• DATA SECTION:
##########

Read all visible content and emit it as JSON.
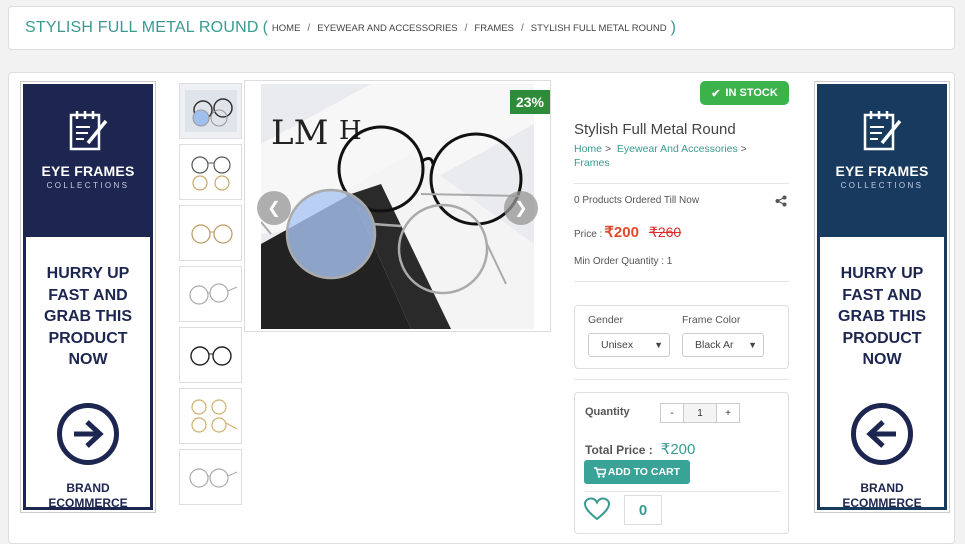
{
  "breadcrumb": {
    "title": "STYLISH FULL METAL ROUND",
    "open_paren": "(",
    "close_paren": ")",
    "items": [
      "HOME",
      "EYEWEAR AND ACCESSORIES",
      "FRAMES",
      "STYLISH FULL METAL ROUND"
    ],
    "separator": "/"
  },
  "banners": {
    "left": {
      "title": "EYE FRAMES",
      "subtitle": "COLLECTIONS",
      "hurry_lines": [
        "HURRY UP",
        "FAST AND",
        "GRAB THIS",
        "PRODUCT",
        "NOW"
      ],
      "arrow_icon": "arrow-right-icon",
      "brand_lines": [
        "BRAND",
        "ECOMMERCE"
      ],
      "color": "#1d2650"
    },
    "right": {
      "title": "EYE FRAMES",
      "subtitle": "COLLECTIONS",
      "hurry_lines": [
        "HURRY UP",
        "FAST AND",
        "GRAB THIS",
        "PRODUCT",
        "NOW"
      ],
      "arrow_icon": "arrow-left-icon",
      "brand_lines": [
        "BRAND",
        "ECOMMERCE"
      ],
      "color": "#173a5e"
    }
  },
  "gallery": {
    "discount": "23%",
    "prev_icon": "chevron-left-icon",
    "next_icon": "chevron-right-icon",
    "thumbnail_count": 7
  },
  "product": {
    "stock": "IN STOCK",
    "title": "Stylish Full Metal Round",
    "crumbs": [
      "Home",
      "Eyewear And Accessories",
      "Frames"
    ],
    "crumb_sep": ">",
    "ordered": "0 Products Ordered Till Now",
    "price_label": "Price :",
    "price": "₹200",
    "old_price": "₹260",
    "min_order": "Min Order Quantity : 1"
  },
  "options": {
    "gender_label": "Gender",
    "gender_value": "Unisex",
    "color_label": "Frame Color",
    "color_value": "Black Ar"
  },
  "cart": {
    "qty_label": "Quantity",
    "minus": "-",
    "qty": "1",
    "plus": "+",
    "total_label": "Total Price :",
    "total": "₹200",
    "add_label": "ADD TO CART",
    "likes": "0"
  },
  "colors": {
    "accent": "#3a9a91",
    "stock_green": "#3cb34a",
    "discount_green": "#2e8b3a",
    "price_red": "#e04a2f"
  }
}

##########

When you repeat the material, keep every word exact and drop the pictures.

• THE ANSWER:
Read all visible content and emit it as JSON.
{
  "breadcrumb": {
    "title": "STYLISH FULL METAL ROUND",
    "open_paren": "(",
    "close_paren": ")",
    "items": [
      "HOME",
      "EYEWEAR AND ACCESSORIES",
      "FRAMES",
      "STYLISH FULL METAL ROUND"
    ],
    "separator": "/"
  },
  "banners": {
    "left": {
      "title": "EYE FRAMES",
      "subtitle": "COLLECTIONS",
      "hurry_lines": [
        "HURRY UP",
        "FAST AND",
        "GRAB THIS",
        "PRODUCT",
        "NOW"
      ],
      "arrow_icon": "arrow-right-icon",
      "brand_lines": [
        "BRAND",
        "ECOMMERCE"
      ],
      "color": "#1d2650"
    },
    "right": {
      "title": "EYE FRAMES",
      "subtitle": "COLLECTIONS",
      "hurry_lines": [
        "HURRY UP",
        "FAST AND",
        "GRAB THIS",
        "PRODUCT",
        "NOW"
      ],
      "arrow_icon": "arrow-left-icon",
      "brand_lines": [
        "BRAND",
        "ECOMMERCE"
      ],
      "color": "#173a5e"
    }
  },
  "gallery": {
    "discount": "23%",
    "prev_icon": "chevron-left-icon",
    "next_icon": "chevron-right-icon",
    "thumbnail_count": 7
  },
  "product": {
    "stock": "IN STOCK",
    "title": "Stylish Full Metal Round",
    "crumbs": [
      "Home",
      "Eyewear And Accessories",
      "Frames"
    ],
    "crumb_sep": ">",
    "ordered": "0 Products Ordered Till Now",
    "price_label": "Price :",
    "price": "₹200",
    "old_price": "₹260",
    "min_order": "Min Order Quantity : 1"
  },
  "options": {
    "gender_label": "Gender",
    "gender_value": "Unisex",
    "color_label": "Frame Color",
    "color_value": "Black Ar"
  },
  "cart": {
    "qty_label": "Quantity",
    "minus": "-",
    "qty": "1",
    "plus": "+",
    "total_label": "Total Price :",
    "total": "₹200",
    "add_label": "ADD TO CART",
    "likes": "0"
  },
  "colors": {
    "accent": "#3a9a91",
    "stock_green": "#3cb34a",
    "discount_green": "#2e8b3a",
    "price_red": "#e04a2f"
  }
}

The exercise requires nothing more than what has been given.